▸ Work instructions:
Copy each record below without changing a single word.
Start of Data to use
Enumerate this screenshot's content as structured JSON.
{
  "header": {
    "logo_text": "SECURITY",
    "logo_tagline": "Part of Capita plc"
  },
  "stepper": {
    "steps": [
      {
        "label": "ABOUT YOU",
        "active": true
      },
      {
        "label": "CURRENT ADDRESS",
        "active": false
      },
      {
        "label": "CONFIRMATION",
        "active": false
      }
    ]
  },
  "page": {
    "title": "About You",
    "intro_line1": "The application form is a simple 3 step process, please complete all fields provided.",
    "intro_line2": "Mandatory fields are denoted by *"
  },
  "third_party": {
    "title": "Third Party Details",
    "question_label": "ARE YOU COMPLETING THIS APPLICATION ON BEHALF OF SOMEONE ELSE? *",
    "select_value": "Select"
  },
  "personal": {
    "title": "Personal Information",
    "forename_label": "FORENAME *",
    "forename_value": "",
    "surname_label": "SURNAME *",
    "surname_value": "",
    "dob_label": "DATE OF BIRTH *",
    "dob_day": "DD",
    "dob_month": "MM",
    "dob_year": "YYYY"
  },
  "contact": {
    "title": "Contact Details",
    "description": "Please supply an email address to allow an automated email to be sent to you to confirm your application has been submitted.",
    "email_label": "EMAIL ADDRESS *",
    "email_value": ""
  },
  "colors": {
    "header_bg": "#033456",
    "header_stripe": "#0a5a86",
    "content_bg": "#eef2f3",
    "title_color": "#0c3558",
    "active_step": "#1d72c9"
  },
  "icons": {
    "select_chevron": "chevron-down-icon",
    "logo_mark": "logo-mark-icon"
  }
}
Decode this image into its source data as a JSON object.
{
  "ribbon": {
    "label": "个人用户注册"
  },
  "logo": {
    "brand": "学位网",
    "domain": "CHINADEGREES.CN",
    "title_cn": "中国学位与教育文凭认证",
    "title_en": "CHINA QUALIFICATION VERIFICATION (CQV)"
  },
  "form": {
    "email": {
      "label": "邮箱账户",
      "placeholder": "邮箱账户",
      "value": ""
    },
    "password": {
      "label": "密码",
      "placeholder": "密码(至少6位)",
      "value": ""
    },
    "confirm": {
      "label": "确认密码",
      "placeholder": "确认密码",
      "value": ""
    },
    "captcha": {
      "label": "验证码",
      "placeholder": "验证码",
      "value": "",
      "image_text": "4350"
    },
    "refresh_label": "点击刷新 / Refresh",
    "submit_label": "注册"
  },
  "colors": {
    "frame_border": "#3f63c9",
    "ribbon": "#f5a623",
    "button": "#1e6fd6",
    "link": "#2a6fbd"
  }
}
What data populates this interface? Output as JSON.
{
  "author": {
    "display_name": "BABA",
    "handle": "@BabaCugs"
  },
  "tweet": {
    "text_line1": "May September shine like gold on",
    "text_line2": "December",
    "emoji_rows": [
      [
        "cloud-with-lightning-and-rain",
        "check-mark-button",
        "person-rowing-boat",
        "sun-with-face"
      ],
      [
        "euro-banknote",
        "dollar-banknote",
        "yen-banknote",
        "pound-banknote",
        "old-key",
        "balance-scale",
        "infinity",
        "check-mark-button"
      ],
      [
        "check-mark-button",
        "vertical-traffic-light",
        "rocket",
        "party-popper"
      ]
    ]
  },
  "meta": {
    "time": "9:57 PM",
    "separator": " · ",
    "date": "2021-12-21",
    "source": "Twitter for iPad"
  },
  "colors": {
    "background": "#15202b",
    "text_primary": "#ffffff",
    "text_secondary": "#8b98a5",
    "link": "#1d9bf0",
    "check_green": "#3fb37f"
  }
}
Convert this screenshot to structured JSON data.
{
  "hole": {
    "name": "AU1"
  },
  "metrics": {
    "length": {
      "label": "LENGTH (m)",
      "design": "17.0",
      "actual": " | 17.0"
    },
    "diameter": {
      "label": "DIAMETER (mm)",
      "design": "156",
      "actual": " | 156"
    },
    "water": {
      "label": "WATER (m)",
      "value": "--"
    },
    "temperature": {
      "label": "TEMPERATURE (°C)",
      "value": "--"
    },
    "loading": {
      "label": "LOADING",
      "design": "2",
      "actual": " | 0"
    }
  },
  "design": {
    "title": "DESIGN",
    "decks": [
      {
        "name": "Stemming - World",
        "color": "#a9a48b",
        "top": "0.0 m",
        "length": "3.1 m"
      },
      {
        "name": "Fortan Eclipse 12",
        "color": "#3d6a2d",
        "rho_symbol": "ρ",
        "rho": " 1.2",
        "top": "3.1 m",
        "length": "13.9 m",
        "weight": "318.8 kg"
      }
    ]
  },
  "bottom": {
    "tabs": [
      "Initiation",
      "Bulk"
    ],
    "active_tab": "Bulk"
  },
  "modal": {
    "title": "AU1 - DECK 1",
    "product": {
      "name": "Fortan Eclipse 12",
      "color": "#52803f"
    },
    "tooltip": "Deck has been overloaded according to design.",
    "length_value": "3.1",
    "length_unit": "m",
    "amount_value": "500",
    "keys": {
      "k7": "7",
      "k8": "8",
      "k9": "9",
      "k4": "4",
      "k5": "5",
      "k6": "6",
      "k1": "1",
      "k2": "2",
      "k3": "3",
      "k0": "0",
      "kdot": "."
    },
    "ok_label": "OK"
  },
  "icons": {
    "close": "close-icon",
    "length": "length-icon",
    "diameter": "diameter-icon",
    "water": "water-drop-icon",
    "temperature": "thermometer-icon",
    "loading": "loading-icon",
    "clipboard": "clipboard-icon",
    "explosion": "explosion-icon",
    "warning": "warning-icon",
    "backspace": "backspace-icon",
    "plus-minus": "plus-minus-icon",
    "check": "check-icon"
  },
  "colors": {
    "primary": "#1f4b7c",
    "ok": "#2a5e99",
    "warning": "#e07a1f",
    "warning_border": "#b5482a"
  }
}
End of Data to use
▸ Output of the task:
Enumerate this screenshot's content as structured JSON.
{
  "header": {
    "logo_text": "SECURITY",
    "logo_tagline": "Part of Capita plc"
  },
  "stepper": {
    "steps": [
      {
        "label": "ABOUT YOU",
        "active": true
      },
      {
        "label": "CURRENT ADDRESS",
        "active": false
      },
      {
        "label": "CONFIRMATION",
        "active": false
      }
    ]
  },
  "page": {
    "title": "About You",
    "intro_line1": "The application form is a simple 3 step process, please complete all fields provided.",
    "intro_line2": "Mandatory fields are denoted by *"
  },
  "third_party": {
    "title": "Third Party Details",
    "question_label": "ARE YOU COMPLETING THIS APPLICATION ON BEHALF OF SOMEONE ELSE? *",
    "select_value": "Select"
  },
  "personal": {
    "title": "Personal Information",
    "forename_label": "FORENAME *",
    "forename_value": "",
    "surname_label": "SURNAME *",
    "surname_value": "",
    "dob_label": "DATE OF BIRTH *",
    "dob_day": "DD",
    "dob_month": "MM",
    "dob_year": "YYYY"
  },
  "contact": {
    "title": "Contact Details",
    "description": "Please supply an email address to allow an automated email to be sent to you to confirm your application has been submitted.",
    "email_label": "EMAIL ADDRESS *",
    "email_value": ""
  },
  "colors": {
    "header_bg": "#033456",
    "header_stripe": "#0a5a86",
    "content_bg": "#eef2f3",
    "title_color": "#0c3558",
    "active_step": "#1d72c9"
  },
  "icons": {
    "select_chevron": "chevron-down-icon",
    "logo_mark": "logo-mark-icon"
  }
}
Decode this image into its source data as a JSON object.
{
  "ribbon": {
    "label": "个人用户注册"
  },
  "logo": {
    "brand": "学位网",
    "domain": "CHINADEGREES.CN",
    "title_cn": "中国学位与教育文凭认证",
    "title_en": "CHINA QUALIFICATION VERIFICATION (CQV)"
  },
  "form": {
    "email": {
      "label": "邮箱账户",
      "placeholder": "邮箱账户",
      "value": ""
    },
    "password": {
      "label": "密码",
      "placeholder": "密码(至少6位)",
      "value": ""
    },
    "confirm": {
      "label": "确认密码",
      "placeholder": "确认密码",
      "value": ""
    },
    "captcha": {
      "label": "验证码",
      "placeholder": "验证码",
      "value": "",
      "image_text": "4350"
    },
    "refresh_label": "点击刷新 / Refresh",
    "submit_label": "注册"
  },
  "colors": {
    "frame_border": "#3f63c9",
    "ribbon": "#f5a623",
    "button": "#1e6fd6",
    "link": "#2a6fbd"
  }
}
What data populates this interface? Output as JSON.
{
  "author": {
    "display_name": "BABA",
    "handle": "@BabaCugs"
  },
  "tweet": {
    "text_line1": "May September shine like gold on",
    "text_line2": "December",
    "emoji_rows": [
      [
        "cloud-with-lightning-and-rain",
        "check-mark-button",
        "person-rowing-boat",
        "sun-with-face"
      ],
      [
        "euro-banknote",
        "dollar-banknote",
        "yen-banknote",
        "pound-banknote",
        "old-key",
        "balance-scale",
        "infinity",
        "check-mark-button"
      ],
      [
        "check-mark-button",
        "vertical-traffic-light",
        "rocket",
        "party-popper"
      ]
    ]
  },
  "meta": {
    "time": "9:57 PM",
    "separator": " · ",
    "date": "2021-12-21",
    "source": "Twitter for iPad"
  },
  "colors": {
    "background": "#15202b",
    "text_primary": "#ffffff",
    "text_secondary": "#8b98a5",
    "link": "#1d9bf0",
    "check_green": "#3fb37f"
  }
}
Convert this screenshot to structured JSON data.
{
  "hole": {
    "name": "AU1"
  },
  "metrics": {
    "length": {
      "label": "LENGTH (m)",
      "design": "17.0",
      "actual": " | 17.0"
    },
    "diameter": {
      "label": "DIAMETER (mm)",
      "design": "156",
      "actual": " | 156"
    },
    "water": {
      "label": "WATER (m)",
      "value": "--"
    },
    "temperature": {
      "label": "TEMPERATURE (°C)",
      "value": "--"
    },
    "loading": {
      "label": "LOADING",
      "design": "2",
      "actual": " | 0"
    }
  },
  "design": {
    "title": "DESIGN",
    "decks": [
      {
        "name": "Stemming - World",
        "color": "#a9a48b",
        "top": "0.0 m",
        "length": "3.1 m"
      },
      {
        "name": "Fortan Eclipse 12",
        "color": "#3d6a2d",
        "rho_symbol": "ρ",
        "rho": " 1.2",
        "top": "3.1 m",
        "length": "13.9 m",
        "weight": "318.8 kg"
      }
    ]
  },
  "bottom": {
    "tabs": [
      "Initiation",
      "Bulk"
    ],
    "active_tab": "Bulk"
  },
  "modal": {
    "title": "AU1 - DECK 1",
    "product": {
      "name": "Fortan Eclipse 12",
      "color": "#52803f"
    },
    "tooltip": "Deck has been overloaded according to design.",
    "length_value": "3.1",
    "length_unit": "m",
    "amount_value": "500",
    "keys": {
      "k7": "7",
      "k8": "8",
      "k9": "9",
      "k4": "4",
      "k5": "5",
      "k6": "6",
      "k1": "1",
      "k2": "2",
      "k3": "3",
      "k0": "0",
      "kdot": "."
    },
    "ok_label": "OK"
  },
  "icons": {
    "close": "close-icon",
    "length": "length-icon",
    "diameter": "diameter-icon",
    "water": "water-drop-icon",
    "temperature": "thermometer-icon",
    "loading": "loading-icon",
    "clipboard": "clipboard-icon",
    "explosion": "explosion-icon",
    "warning": "warning-icon",
    "backspace": "backspace-icon",
    "plus-minus": "plus-minus-icon",
    "check": "check-icon"
  },
  "colors": {
    "primary": "#1f4b7c",
    "ok": "#2a5e99",
    "warning": "#e07a1f",
    "warning_border": "#b5482a"
  }
}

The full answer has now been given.